The complaint pleaded the insurer’s alleged refusal to pay full medical benefits, and the alleged consequences of that refusal vis-à-vis the insured and third parties. The insurer focused its motion on striking four specific paragraphs of the complaint.

The first two paragraphs raised the insurer’s advertisements directed to members of the military. The insured, a long serving Army veteran, alleged that he relied on representations and warranties made in these advertisements, which the insurer breached. The court agreed to strike these two paragraphs as irrelevant to the issue of whether the insurer breached a duty under the policy itself, or violated the bad faith statute. In addition, the court found these warranty averments prejudicial, as they could lead a jury to believe the insurer owed duties outside the policy.

The court, however, refused to strike the other two paragraphs at issue.

One of these paragraphs included an averment that the insurer refused to pay a benefit due, while also mentioning grievances directed at third parties. The alleged refusal to pay the insured was enough to preserve this paragraph, even though the allegations regarding third parties may not be actionable.

As to the final paragraph at issue, the insurer took the position that the injuries at issue did not arise from the accident. The insured argued the ramifications of this erroneous position posed a variety of detriments to him, with simultaneous advantages to the insurer. While the paragraph did have some focus on contingent future conduct, it still alleged the insurer had already refused to pay for medical treatment, and how this refusal might be used by the insurer to its advantage in limiting payments or evidence. The court held: “These averments could bear some possible relation to whether Defendant … breached a duty owed under the Policy or imposed by Pennsylvania’s bad faith statute. See Rancosky v. Wash. Nat’l Ins. Co., 642 Pa. 153, 170 A.3d 364, 365 (Pa. 2017) (finding that evidence of an insurance company’s motive of self-interest or ill-will may be probative of a bad faith claim).”

Date of Decision: May 6, 2018

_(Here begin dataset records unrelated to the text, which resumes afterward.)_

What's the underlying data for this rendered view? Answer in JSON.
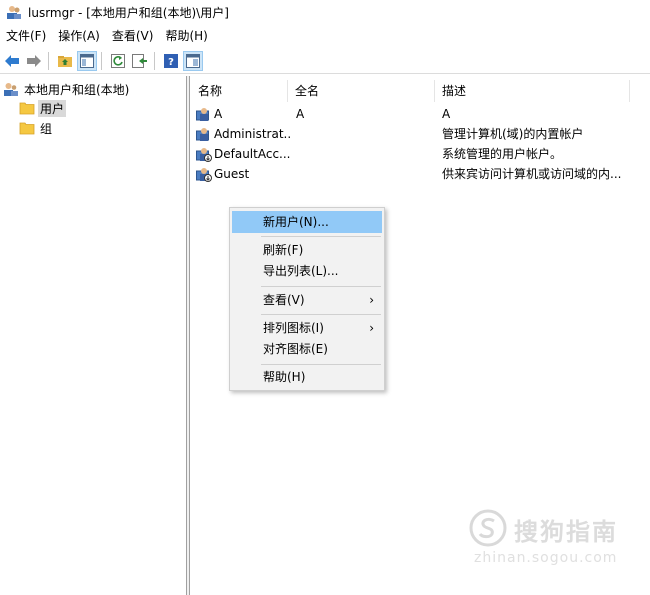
{
  "window": {
    "title": "lusrmgr - [本地用户和组(本地)\\用户]"
  },
  "menubar": {
    "items": [
      "文件(F)",
      "操作(A)",
      "查看(V)",
      "帮助(H)"
    ]
  },
  "toolbar": {
    "buttons": [
      "back-icon",
      "forward-icon",
      "up-folder-icon",
      "show-tree-icon",
      "refresh-icon",
      "export-icon",
      "help-icon",
      "console-icon"
    ]
  },
  "tree": {
    "root": "本地用户和组(本地)",
    "items": [
      "用户",
      "组"
    ],
    "selected": "用户"
  },
  "list": {
    "columns": [
      "名称",
      "全名",
      "描述"
    ],
    "rows": [
      {
        "name": "A",
        "full_name": "A",
        "description": "A"
      },
      {
        "name": "Administrat...",
        "full_name": "",
        "description": "管理计算机(域)的内置帐户"
      },
      {
        "name": "DefaultAcc...",
        "full_name": "",
        "description": "系统管理的用户帐户。"
      },
      {
        "name": "Guest",
        "full_name": "",
        "description": "供来宾访问计算机或访问域的内..."
      }
    ]
  },
  "context_menu": {
    "items": [
      {
        "label": "新用户(N)...",
        "highlighted": true,
        "submenu": false
      },
      {
        "label": "刷新(F)",
        "highlighted": false,
        "submenu": false
      },
      {
        "label": "导出列表(L)...",
        "highlighted": false,
        "submenu": false
      },
      {
        "label": "查看(V)",
        "highlighted": false,
        "submenu": true
      },
      {
        "label": "排列图标(I)",
        "highlighted": false,
        "submenu": true
      },
      {
        "label": "对齐图标(E)",
        "highlighted": false,
        "submenu": false
      },
      {
        "label": "帮助(H)",
        "highlighted": false,
        "submenu": false
      }
    ],
    "submenu_arrow": "›"
  },
  "watermark": {
    "text": "搜狗指南",
    "url": "zhinan.sogou.com"
  },
  "colors": {
    "highlight": "#91c9f7",
    "selection": "#d9d9d9",
    "folder": "#f5c842"
  }
}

Bacon v. USAA Casualty Insurance Co., U. S. District Court Middle District of Pennsylvania No. 1:18-cv-01686, 2019 U.S. Dist. LEXIS 76218, 2019 WL 1988214 (M.D. Pa. May 6, 2019) (Kane, J.)